(Page and application data records)
[Start of Attachment]

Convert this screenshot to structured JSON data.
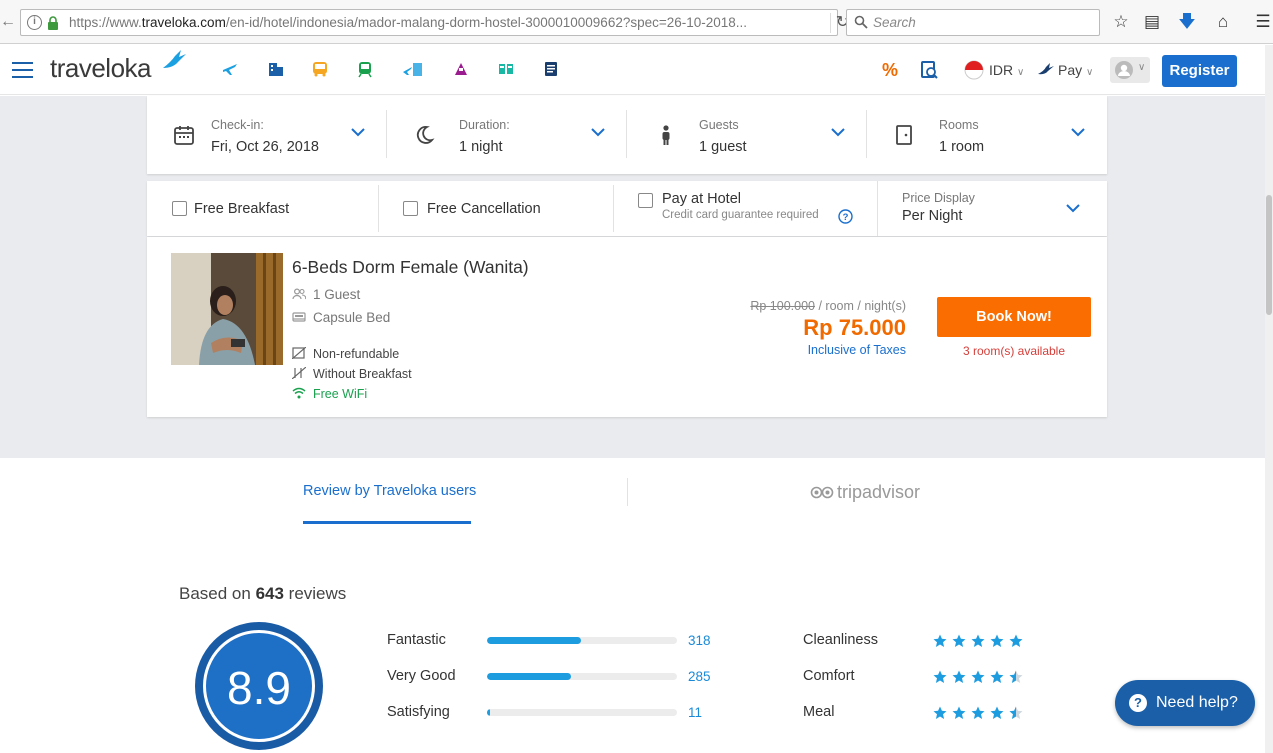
{
  "browser": {
    "url_prefix": "https://www.",
    "url_domain": "traveloka.com",
    "url_rest": "/en-id/hotel/indonesia/mador-malang-dorm-hostel-3000010009662?spec=26-10-2018...",
    "search_placeholder": "Search"
  },
  "header": {
    "logo": "traveloka",
    "currency": "IDR",
    "pay": "Pay",
    "register": "Register"
  },
  "search_bar": {
    "checkin": {
      "label": "Check-in:",
      "value": "Fri, Oct 26, 2018"
    },
    "duration": {
      "label": "Duration:",
      "value": "1 night"
    },
    "guests": {
      "label": "Guests",
      "value": "1 guest"
    },
    "rooms": {
      "label": "Rooms",
      "value": "1 room"
    }
  },
  "filters": {
    "free_breakfast": "Free Breakfast",
    "free_cancellation": "Free Cancellation",
    "pay_at_hotel": "Pay at Hotel",
    "pay_at_hotel_note": "Credit card guarantee required",
    "price_display_label": "Price Display",
    "price_display_value": "Per Night"
  },
  "room": {
    "title": "6-Beds Dorm Female (Wanita)",
    "guests": "1 Guest",
    "bed": "Capsule Bed",
    "refund": "Non-refundable",
    "breakfast": "Without Breakfast",
    "wifi": "Free WiFi",
    "old_price": "Rp 100.000",
    "old_price_unit": " / room / night(s)",
    "price": "Rp 75.000",
    "inclusive": "Inclusive of Taxes",
    "book": "Book Now!",
    "available": "3 room(s) available"
  },
  "reviews": {
    "tab_traveloka": "Review by Traveloka users",
    "tab_tripadvisor": "tripadvisor",
    "based_prefix": "Based on ",
    "based_count": "643",
    "based_suffix": " reviews",
    "score": "8.9",
    "breakdown": [
      {
        "label": "Fantastic",
        "count": "318",
        "fraction": 0.495
      },
      {
        "label": "Very Good",
        "count": "285",
        "fraction": 0.443
      },
      {
        "label": "Satisfying",
        "count": "11",
        "fraction": 0.017
      }
    ],
    "categories": [
      {
        "label": "Cleanliness",
        "stars": 5
      },
      {
        "label": "Comfort",
        "stars": 4.5
      },
      {
        "label": "Meal",
        "stars": 4.5
      }
    ]
  },
  "help": "Need help?",
  "colors": {
    "accent": "#1a6fce",
    "orange": "#f96d01",
    "star": "#1e9ce0"
  }
}
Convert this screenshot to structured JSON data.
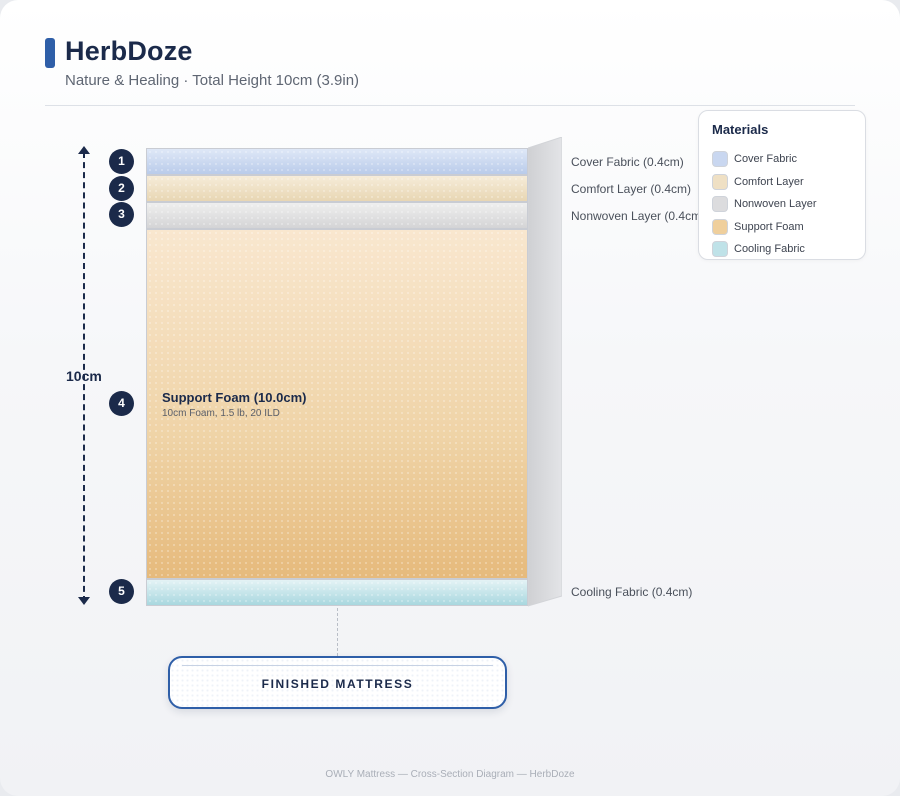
{
  "header": {
    "title": "HerbDoze",
    "subtitle": "Nature & Healing · Total Height 10cm (3.9in)"
  },
  "dimension": {
    "label": "10cm"
  },
  "layers": [
    {
      "number": "1",
      "label": "Cover Fabric (0.4cm)",
      "material": "Cover Fabric",
      "color": "#c9d7f0"
    },
    {
      "number": "2",
      "label": "Comfort Layer (0.4cm)",
      "material": "Comfort Layer",
      "color": "#efe0c4"
    },
    {
      "number": "3",
      "label": "Nonwoven Layer (0.4cm)",
      "material": "Nonwoven Layer",
      "color": "#e0e0e2"
    },
    {
      "number": "4",
      "title": "Support Foam (10.0cm)",
      "spec": "10cm Foam, 1.5 lb, 20 ILD",
      "material": "Support Foam",
      "color": "#efcf9c"
    },
    {
      "number": "5",
      "label": "Cooling Fabric (0.4cm)",
      "material": "Cooling Fabric",
      "color": "#bfe2e8"
    }
  ],
  "legend": {
    "title": "Materials",
    "items": [
      {
        "label": "Cover Fabric",
        "color": "#c9d7f0"
      },
      {
        "label": "Comfort Layer",
        "color": "#efe0c4"
      },
      {
        "label": "Nonwoven Layer",
        "color": "#dcdcde"
      },
      {
        "label": "Support Foam",
        "color": "#efcf9c"
      },
      {
        "label": "Cooling Fabric",
        "color": "#bfe2e8"
      }
    ]
  },
  "finished": {
    "label": "FINISHED MATTRESS"
  },
  "footer": {
    "text": "OWLY Mattress — Cross-Section Diagram — HerbDoze"
  }
}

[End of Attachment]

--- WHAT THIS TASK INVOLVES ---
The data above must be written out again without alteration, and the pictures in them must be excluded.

--- RESPONSE BOX ---
Convert this screenshot to structured JSON data.
{
  "browser": {
    "url_prefix": "https://www.",
    "url_domain": "traveloka.com",
    "url_rest": "/en-id/hotel/indonesia/mador-malang-dorm-hostel-3000010009662?spec=26-10-2018...",
    "search_placeholder": "Search"
  },
  "header": {
    "logo": "traveloka",
    "currency": "IDR",
    "pay": "Pay",
    "register": "Register"
  },
  "search_bar": {
    "checkin": {
      "label": "Check-in:",
      "value": "Fri, Oct 26, 2018"
    },
    "duration": {
      "label": "Duration:",
      "value": "1 night"
    },
    "guests": {
      "label": "Guests",
      "value": "1 guest"
    },
    "rooms": {
      "label": "Rooms",
      "value": "1 room"
    }
  },
  "filters": {
    "free_breakfast": "Free Breakfast",
    "free_cancellation": "Free Cancellation",
    "pay_at_hotel": "Pay at Hotel",
    "pay_at_hotel_note": "Credit card guarantee required",
    "price_display_label": "Price Display",
    "price_display_value": "Per Night"
  },
  "room": {
    "title": "6-Beds Dorm Female (Wanita)",
    "guests": "1 Guest",
    "bed": "Capsule Bed",
    "refund": "Non-refundable",
    "breakfast": "Without Breakfast",
    "wifi": "Free WiFi",
    "old_price": "Rp 100.000",
    "old_price_unit": " / room / night(s)",
    "price": "Rp 75.000",
    "inclusive": "Inclusive of Taxes",
    "book": "Book Now!",
    "available": "3 room(s) available"
  },
  "reviews": {
    "tab_traveloka": "Review by Traveloka users",
    "tab_tripadvisor": "tripadvisor",
    "based_prefix": "Based on ",
    "based_count": "643",
    "based_suffix": " reviews",
    "score": "8.9",
    "breakdown": [
      {
        "label": "Fantastic",
        "count": "318",
        "fraction": 0.495
      },
      {
        "label": "Very Good",
        "count": "285",
        "fraction": 0.443
      },
      {
        "label": "Satisfying",
        "count": "11",
        "fraction": 0.017
      }
    ],
    "categories": [
      {
        "label": "Cleanliness",
        "stars": 5
      },
      {
        "label": "Comfort",
        "stars": 4.5
      },
      {
        "label": "Meal",
        "stars": 4.5
      }
    ]
  },
  "help": "Need help?",
  "colors": {
    "accent": "#1a6fce",
    "orange": "#f96d01",
    "star": "#1e9ce0"
  }
}
Convert this screenshot to structured JSON data.
{
  "header": {
    "title": "HerbDoze",
    "subtitle": "Nature & Healing · Total Height 10cm (3.9in)"
  },
  "dimension": {
    "label": "10cm"
  },
  "layers": [
    {
      "number": "1",
      "label": "Cover Fabric (0.4cm)",
      "material": "Cover Fabric",
      "color": "#c9d7f0"
    },
    {
      "number": "2",
      "label": "Comfort Layer (0.4cm)",
      "material": "Comfort Layer",
      "color": "#efe0c4"
    },
    {
      "number": "3",
      "label": "Nonwoven Layer (0.4cm)",
      "material": "Nonwoven Layer",
      "color": "#e0e0e2"
    },
    {
      "number": "4",
      "title": "Support Foam (10.0cm)",
      "spec": "10cm Foam, 1.5 lb, 20 ILD",
      "material": "Support Foam",
      "color": "#efcf9c"
    },
    {
      "number": "5",
      "label": "Cooling Fabric (0.4cm)",
      "material": "Cooling Fabric",
      "color": "#bfe2e8"
    }
  ],
  "legend": {
    "title": "Materials",
    "items": [
      {
        "label": "Cover Fabric",
        "color": "#c9d7f0"
      },
      {
        "label": "Comfort Layer",
        "color": "#efe0c4"
      },
      {
        "label": "Nonwoven Layer",
        "color": "#dcdcde"
      },
      {
        "label": "Support Foam",
        "color": "#efcf9c"
      },
      {
        "label": "Cooling Fabric",
        "color": "#bfe2e8"
      }
    ]
  },
  "finished": {
    "label": "FINISHED MATTRESS"
  },
  "footer": {
    "text": "OWLY Mattress — Cross-Section Diagram — HerbDoze"
  }
}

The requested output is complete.